In the middle of the show floor at PAX, a text message glared back with a brief message: Wes Craven had died. I stopped a moment, took a breath, and sighed. Few humans have made me laugh and scream the way filmmaker Craven did over the years, and I’ll miss him terribly.
Craven had apparently been struggling with brain cancer, though it was not something he talked about publicly. By all accounts, he was still a workhorse. Earlier this year, he signed deals to produce new movies, and one of his classics, Scream, had become a hit TV show over at MTV.
Granted, Craven’s creative output the last few years has not been great. Scream 4, which tried to put another set of twists on the already knotted up franchise, felt like a gasp at desperation. And does anyone even remember My Soul to Take came out?
But guess what? Who gives a shit.
The Last House on the Left, Nightmare on Elm Street, The Hills Have Eyes, The People Under The Stairs, New Nightmare, Scream. Any director would kill for a resume that good, a slate of films that forever changed genres and created timeless pop culture icons. We were lucky enough to be around as Craven filled our dreams with nightmares that we were secretly thankful for.
Heck, without Craven, the world wouldn’t know who Johnny Depp is, since Craven gave the actor a shot with the first Freddy film, and famously killed him with the ol’ bed of blood.
Even within horror, Craven smartly reinvented himself over and over again. The filmmaker who created A Nightmare on Elm St. was far different than the one behind the lens for Last House on the Left. (A film that still continues to make me profoundly uncomfortable, years after seeing it! While most horror films are date-worthy, a reason to snuggle up with a significant other, Last House on the Left will probably leave you quietly sobbing into a pillow and closing your eyes.)
I’m not sure what there is to say about Freddy Krueger, in which Craven created a legacy that will long outlast his own name. The character got weird as the years went on, quickly abandoning terror for humor, in the way many horror sequels are forced to change approaches, with the element of surprise long since gone. (The third one, Dream Warriors, is easily the best sequel that Craven wasn’t personally involved it. So good!)
But some of my favorite Craven films didn’t come until his creations had become so embedded in the cultural landscape that he started fucking with us. New Nightmare, the last time he played with his best known character, is deeply underrated and genuinely frightening. In it, A Nightmare on Elm St. is a film series, but Freddy invades the reality of the actors involved. Not only was the meta premise a fresh twist on the character, but it allowed Craven to finally make Krueger scary again, and laid the groundwork for the more expansive meta horror film Scream.

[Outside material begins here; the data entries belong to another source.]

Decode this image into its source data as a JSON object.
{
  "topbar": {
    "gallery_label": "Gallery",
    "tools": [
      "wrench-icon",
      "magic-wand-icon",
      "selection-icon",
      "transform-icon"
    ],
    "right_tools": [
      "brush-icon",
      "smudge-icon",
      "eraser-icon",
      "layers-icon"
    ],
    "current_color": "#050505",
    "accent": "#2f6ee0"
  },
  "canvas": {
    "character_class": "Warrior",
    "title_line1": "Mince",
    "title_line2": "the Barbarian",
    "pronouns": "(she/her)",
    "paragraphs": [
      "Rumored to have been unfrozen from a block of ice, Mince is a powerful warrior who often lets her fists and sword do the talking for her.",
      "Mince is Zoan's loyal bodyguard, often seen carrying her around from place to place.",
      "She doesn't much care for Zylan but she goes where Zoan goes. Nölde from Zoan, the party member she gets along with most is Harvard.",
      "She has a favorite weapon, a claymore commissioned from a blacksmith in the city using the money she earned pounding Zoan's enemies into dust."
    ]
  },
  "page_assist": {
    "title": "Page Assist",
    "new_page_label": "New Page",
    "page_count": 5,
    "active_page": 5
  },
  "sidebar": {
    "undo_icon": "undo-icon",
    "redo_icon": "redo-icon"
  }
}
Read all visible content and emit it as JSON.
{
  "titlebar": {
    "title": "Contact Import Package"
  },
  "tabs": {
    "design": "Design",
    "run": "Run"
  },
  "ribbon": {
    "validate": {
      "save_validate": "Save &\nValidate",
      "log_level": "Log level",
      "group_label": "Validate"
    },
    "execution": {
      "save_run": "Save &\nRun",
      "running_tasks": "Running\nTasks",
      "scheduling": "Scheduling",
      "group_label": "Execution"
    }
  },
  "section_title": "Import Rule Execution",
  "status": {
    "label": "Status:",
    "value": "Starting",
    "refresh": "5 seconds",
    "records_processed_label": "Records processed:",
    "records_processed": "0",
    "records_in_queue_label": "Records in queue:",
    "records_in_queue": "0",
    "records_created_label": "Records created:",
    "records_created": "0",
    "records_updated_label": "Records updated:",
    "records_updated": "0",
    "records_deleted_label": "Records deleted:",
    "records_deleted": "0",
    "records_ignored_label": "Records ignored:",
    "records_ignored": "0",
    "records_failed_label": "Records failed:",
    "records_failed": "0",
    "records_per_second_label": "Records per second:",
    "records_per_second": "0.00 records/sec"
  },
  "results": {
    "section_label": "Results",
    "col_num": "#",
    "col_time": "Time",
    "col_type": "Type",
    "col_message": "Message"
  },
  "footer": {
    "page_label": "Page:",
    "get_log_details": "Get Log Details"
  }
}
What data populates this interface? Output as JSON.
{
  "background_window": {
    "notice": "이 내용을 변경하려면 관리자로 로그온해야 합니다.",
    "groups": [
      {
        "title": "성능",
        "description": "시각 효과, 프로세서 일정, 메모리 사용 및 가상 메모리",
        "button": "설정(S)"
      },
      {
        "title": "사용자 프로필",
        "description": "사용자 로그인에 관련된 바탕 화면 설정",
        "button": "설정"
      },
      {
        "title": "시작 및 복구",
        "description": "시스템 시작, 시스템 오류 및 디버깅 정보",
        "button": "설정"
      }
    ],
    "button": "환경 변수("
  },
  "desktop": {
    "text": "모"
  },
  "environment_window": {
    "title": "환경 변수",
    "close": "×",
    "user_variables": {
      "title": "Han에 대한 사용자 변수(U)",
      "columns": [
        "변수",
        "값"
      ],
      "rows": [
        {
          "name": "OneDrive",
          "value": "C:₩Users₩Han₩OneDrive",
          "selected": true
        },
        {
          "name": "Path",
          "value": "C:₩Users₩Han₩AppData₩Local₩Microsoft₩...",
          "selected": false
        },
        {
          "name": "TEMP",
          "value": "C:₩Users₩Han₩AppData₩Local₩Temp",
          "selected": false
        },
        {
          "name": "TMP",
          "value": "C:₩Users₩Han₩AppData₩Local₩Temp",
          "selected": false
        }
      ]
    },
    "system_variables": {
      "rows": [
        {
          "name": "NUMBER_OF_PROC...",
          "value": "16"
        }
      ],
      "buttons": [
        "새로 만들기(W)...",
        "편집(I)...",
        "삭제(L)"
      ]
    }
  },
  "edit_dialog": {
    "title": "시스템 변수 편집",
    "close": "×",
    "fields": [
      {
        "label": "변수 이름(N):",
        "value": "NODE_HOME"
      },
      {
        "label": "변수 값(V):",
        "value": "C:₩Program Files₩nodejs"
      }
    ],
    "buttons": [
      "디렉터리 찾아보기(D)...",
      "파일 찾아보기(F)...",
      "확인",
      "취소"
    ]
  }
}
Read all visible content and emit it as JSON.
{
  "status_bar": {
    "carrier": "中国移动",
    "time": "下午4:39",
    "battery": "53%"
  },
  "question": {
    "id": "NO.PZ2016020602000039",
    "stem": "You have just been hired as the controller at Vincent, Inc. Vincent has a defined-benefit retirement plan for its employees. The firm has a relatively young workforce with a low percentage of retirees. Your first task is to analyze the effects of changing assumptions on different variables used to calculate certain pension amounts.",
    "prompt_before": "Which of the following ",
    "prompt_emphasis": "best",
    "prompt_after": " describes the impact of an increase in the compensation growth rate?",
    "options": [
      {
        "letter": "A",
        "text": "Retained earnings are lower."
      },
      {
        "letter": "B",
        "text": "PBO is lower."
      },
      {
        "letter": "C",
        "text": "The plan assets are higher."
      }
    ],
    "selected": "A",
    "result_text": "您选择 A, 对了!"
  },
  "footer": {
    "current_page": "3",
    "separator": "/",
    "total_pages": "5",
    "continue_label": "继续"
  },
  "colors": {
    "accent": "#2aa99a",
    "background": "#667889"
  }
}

And look, Scream is probably overrated, but it was so damn fun when it came out. It was a horror movie operating on several levels, only recently matched by riffs like Tucker and Dale vs. Evil and Cabin in the Woods. If you were a fan of horror films, you delighted at how it acknowledged the genre’s tropes and subverted them. If you just wanted to be scared, Scream had plenty of that, too.
(The less said about Scream 3, the better, OK?)
One of my favorite moments from 2015 was when, for lord knows what reason, Craven decided to briefly talk to me. I had tweeted a fan-made drawing that imagined a Capcom-style fighting game with horror’s icons duking it out.
Somehow, that got back to him, and it resulted in this brief exchange.
Just looking at that puts tears in my eyes.
He started following me on Twitter, which I still can’t really get over. I had plans to reach out for an interview in October, but, well...sigh.
Writing about these films makes me want to pour a glass of whiskey and work through the man’s catalog again. I cannot wait for Halloween, when my wife and I can once again debate whether it’s really worth watching the terrible A Nightmare on Elm St 2: Freddy’s Revenge just to have a complete understanding of the series’ mythology in totality. (We probably will.)
If the value of a life well lived is the impact we have on other people, Craven had a full one.
Craven may be gone, but his creations ensure he’ll not be forgotten, especially when I’m asleep.
You can reach the author of this post at email@example.com or on Twitter at @patrickklepek.